A fixture at the North Dakota Legislative Council who arrived just after the state's unsuccessful 1972 vote on a new state constitution has called it a career.
Jay Buringrud, director of the agency's Legal Services Division, stepped down Thursday after 42 years with the Legislative Council after recently filing a letter tendering his resignation.
A Hillsboro native, Buringrud graduated from the North Dakota State University in 1969 and University of North Dakota School of Law in 1972.
The 1972 state constitutional convention had occurred in early 1972. Buringrud was hired by Legislative Council tasked with overseeing revisions to the constitution if it passed.
"(I was) hired for a nine-month stint," Buringrud said.
Buringrud's position had been funded by the Legislature in anticipation that the new constitution would pass. It failed in April 1972, prior to his arrival to the office in July.
Buringrud worked the time he'd been hired for and stayed on at Legislative Council. The rest is history.
He was promoted to code adviser in 1975. From 1983 to 2008 he served as assistant director in the office, when the agency was split into divisions. Buringrud oversaw the Legal Services Division until Thursday.
One thing he said he was proud of while serving as code adviser was having compiled all different state agency rules and codified them into the North Dakota Administrative Code. He also had received special legislative authority to rearrange, renumber the provisions and publish the state constitution.

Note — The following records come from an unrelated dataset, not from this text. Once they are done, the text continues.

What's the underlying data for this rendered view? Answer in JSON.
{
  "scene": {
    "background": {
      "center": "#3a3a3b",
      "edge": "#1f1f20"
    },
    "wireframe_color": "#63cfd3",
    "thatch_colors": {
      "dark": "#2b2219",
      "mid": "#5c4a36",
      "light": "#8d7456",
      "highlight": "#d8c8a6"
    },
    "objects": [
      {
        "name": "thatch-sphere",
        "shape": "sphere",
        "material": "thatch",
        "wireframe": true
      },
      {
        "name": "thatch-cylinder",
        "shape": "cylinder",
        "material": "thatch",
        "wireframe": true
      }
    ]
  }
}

The job has largely stayed the same although the tools with which the job is done have evolved enormously, he said.
"The technology has really taken over" Buringrud said.
Buringrud said technology has streamlined the process of researching and revising bill drafts, code and coordinating with lawmakers.
Being with staff and being involved in the process is what he]ll miss most, he said.
Another thing he'll miss is the picking through the nuts and bolts of legal writing.
"I like to know what the laws are. I]m more of a writing, statutory construction type attorney," Buringrud said.
Retired agency director John Olsrud, who worked with Buringrud from the time of his hire until his own retirement several years ago, praised Buringrud's service.
"One area in which he excelled was in mastering legislative rules," Olsrud said via email. "When a leader, especially majority leaders, needed help during a sensitive debate on the floor it was not unusual to see Jay being called in for a consultation. Jay will be hard to replace."
Buringrud said he'll remain in Bismarck with his family and plans to spend time working with several fraternal organizations he's involved with.